Happy Valley’s THON Recap
If you don’t already know, THON is the largest student-run philanthropy in the world, raising millions of dollars every year in battle against childhood cancer, with a 46-hour dance marathon taking place the spring semester every year.
This year, THON was held from February 15–17 and raised $10, 621, 683.76!
Some may wonder where the money goes, and we are here to answer! THON raises money from student organizations across campus, as well as from families and alumni all over the world.
Since its first dance marathon, THON has raised more than 157 million and seen more than 16,500 student volunteers. The money raised is used to pay for Child Life coverage, treatment for Leukemia and experiments for Penn State’s Children’s Hospital in search of a cure.
THON works year-round to fundraise for families with children in need of treatment, but the weekend itself is special because of the events, volunteers, dancers and organizations that come out to support it all.
A major event of the weekend was Friday’s guest appearance by none other than Andy Grammer. Singing his classics like “Fine by Me” and “Honey I’m Good,” Grammer was 2019’s surprise performer at 8 p.m. He also sang one of his newest singles, “Don’t Give Up on Me.”
Another spotlight event was THON’s annual Kids Fashion Show.
The Four Diamonds kids took to the catwalk Saturday morning, sporting the trendy, must-have looks of Spring and Summer 2019. First on the catwalk were Ashlyn and Evan Brysiak, wearing Sunday’s famous Eagles jerseys with a “Fly Eagles Fly” banner accompanying them on stage.
The weekend would not be complete without the lion dance, Penn State dancers opening mail from loved ones Sunday morning—letters containing encouragement and support to keep their feet dancing on the floor—and of course, the Final Four.
Three families spoke during the Final Four this year, the Michael Palm family, the Bekah Tuckey family and the Emilia Dameshek family.
Each had their own special story. The Palm family dealt with watching their son suffer under painful chemotherapy. Palm’s father called every THON attendee a hero for fighting a battle that isn’t necessarily their own.
The Bekah Tuckey family watched their kindergarten daughter get diagnosed with leukemia and go under treatment and chemotherapy for 799 days.
The Emilia Dameshek family watched their daughter suffer from cancer three times in three years.
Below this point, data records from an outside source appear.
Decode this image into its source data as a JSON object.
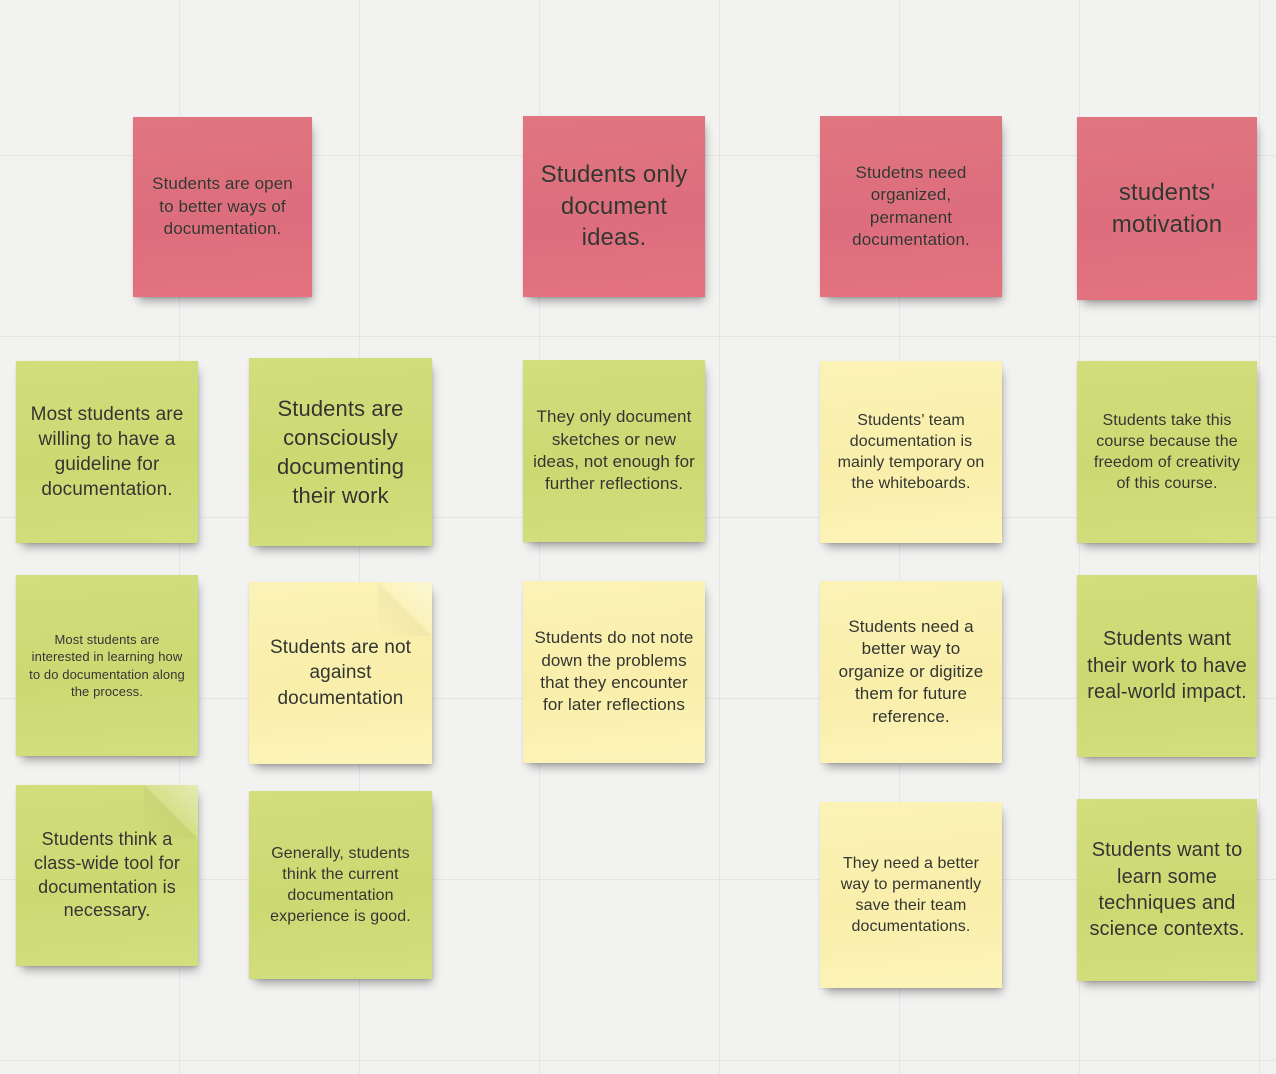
{
  "board": {
    "name": "sticky-note-board",
    "background_color": "#f2f2f1",
    "grid_color": "#e6e6e5",
    "grid_size_px": 180
  },
  "colors": {
    "pink": "#de707e",
    "green": "#cedb76",
    "yellow": "#faf0ae",
    "text": "#33352f"
  },
  "notes": [
    {
      "id": "note-r1c1",
      "color": "pink",
      "font_px": 17,
      "text": "Students are open to better ways of documentation."
    },
    {
      "id": "note-r1c3",
      "color": "pink",
      "font_px": 24,
      "text": "Students only document ideas."
    },
    {
      "id": "note-r1c4",
      "color": "pink",
      "font_px": 17,
      "text": "Studetns need organized, permanent documentation."
    },
    {
      "id": "note-r1c5",
      "color": "pink",
      "font_px": 24,
      "text": "students' motivation"
    },
    {
      "id": "note-r2c1",
      "color": "green",
      "font_px": 19,
      "text": "Most students are willing to have a guideline for documentation."
    },
    {
      "id": "note-r2c2",
      "color": "green",
      "font_px": 22,
      "text": "Students are consciously documenting their work"
    },
    {
      "id": "note-r2c3",
      "color": "green",
      "font_px": 17,
      "text": "They only document sketches or new ideas, not enough for further reflections."
    },
    {
      "id": "note-r2c4",
      "color": "yellow",
      "font_px": 16,
      "text": "Students’ team documentation is mainly temporary on the whiteboards."
    },
    {
      "id": "note-r2c5",
      "color": "green",
      "font_px": 16,
      "text": "Students take this course because the freedom of creativity of this course."
    },
    {
      "id": "note-r3c1",
      "color": "green",
      "font_px": 13,
      "text": "Most students are interested in learning how to do documentation along the  process."
    },
    {
      "id": "note-r3c2",
      "color": "yellow",
      "font_px": 19,
      "creased": true,
      "text": "Students are not against documentation"
    },
    {
      "id": "note-r3c3",
      "color": "yellow",
      "font_px": 17,
      "text": "Students do not note down the problems that they encounter for later reflections"
    },
    {
      "id": "note-r3c4",
      "color": "yellow",
      "font_px": 17,
      "text": "Students need a better way to organize or digitize them for future reference."
    },
    {
      "id": "note-r3c5",
      "color": "green",
      "font_px": 20,
      "text": "Students want their work to have real-world impact."
    },
    {
      "id": "note-r4c1",
      "color": "green",
      "font_px": 18,
      "creased": true,
      "text": "Students think a class-wide tool for documentation is necessary."
    },
    {
      "id": "note-r4c2",
      "color": "green",
      "font_px": 16,
      "text": "Generally, students think the current documentation experience is good."
    },
    {
      "id": "note-r4c4",
      "color": "yellow",
      "font_px": 16,
      "text": "They need a better way to permanently save their team documentations."
    },
    {
      "id": "note-r4c5",
      "color": "green",
      "font_px": 20,
      "text": "Students want to learn some techniques and science contexts."
    }
  ]
}
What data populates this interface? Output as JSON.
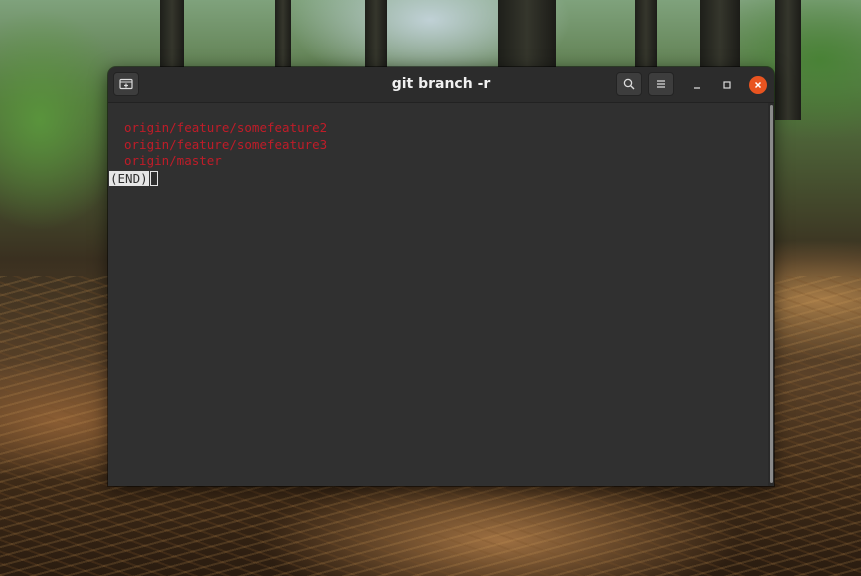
{
  "window": {
    "title": "git branch -r"
  },
  "titlebar": {
    "new_tab_icon": "new-tab-icon",
    "search_icon": "search-icon",
    "menu_icon": "hamburger-menu-icon",
    "minimize_glyph": "–",
    "maximize_glyph": "□",
    "close_glyph": "×"
  },
  "terminal": {
    "branches": [
      "origin/feature/somefeature2",
      "origin/feature/somefeature3",
      "origin/master"
    ],
    "pager_end": "(END)"
  },
  "colors": {
    "branch_text": "#c01c28",
    "terminal_bg": "#303030",
    "close_button": "#e95420"
  }
}
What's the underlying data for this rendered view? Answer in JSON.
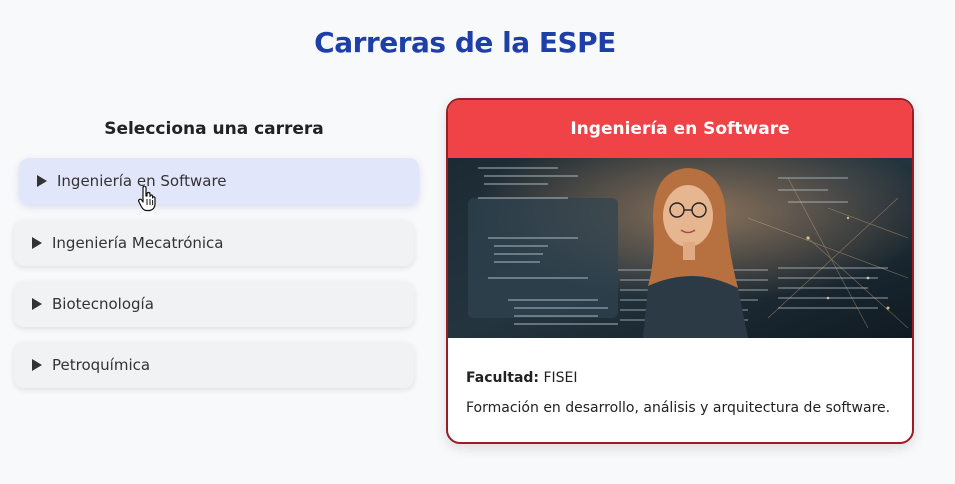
{
  "page": {
    "title": "Carreras de la ESPE"
  },
  "selector": {
    "title": "Selecciona una carrera",
    "items": [
      {
        "label": "Ingeniería en Software",
        "selected": true
      },
      {
        "label": "Ingeniería Mecatrónica",
        "selected": false
      },
      {
        "label": "Biotecnología",
        "selected": false
      },
      {
        "label": "Petroquímica",
        "selected": false
      }
    ]
  },
  "detail": {
    "header": "Ingeniería en Software",
    "faculty_label": "Facultad:",
    "faculty_value": "FISEI",
    "description": "Formación en desarrollo, análisis y arquitectura de software.",
    "image_icon": "woman-at-laptop-with-code-overlay"
  },
  "colors": {
    "title": "#1e3fa8",
    "card_header": "#ef4347",
    "card_border": "#9b1c24",
    "selected_item": "#e2e6fb"
  }
}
On May 2016, Emilia died at 12 years old.
It is these moving statements, THON shows there are battles out there that sleep deprivation can never match, but are worth every second of lost sleep and tired feet if it means uplifting sick children and their families and finding a cure to one of the world’s worst illnesses.
Mary Enger, a sophomore at Penn State and a member of Apollo—a special interest THON group—believes all these moments of THON tie together the whole theme of empathy, love and unity against something the whole world deals with daily.
“I love THON because it's an amazing student run organization that really makes a difference, whether it's just putting a smile on a child's face or easing the financial burden of the families,” Enger said. “It brings so many people together that are so passionate for a common cause.”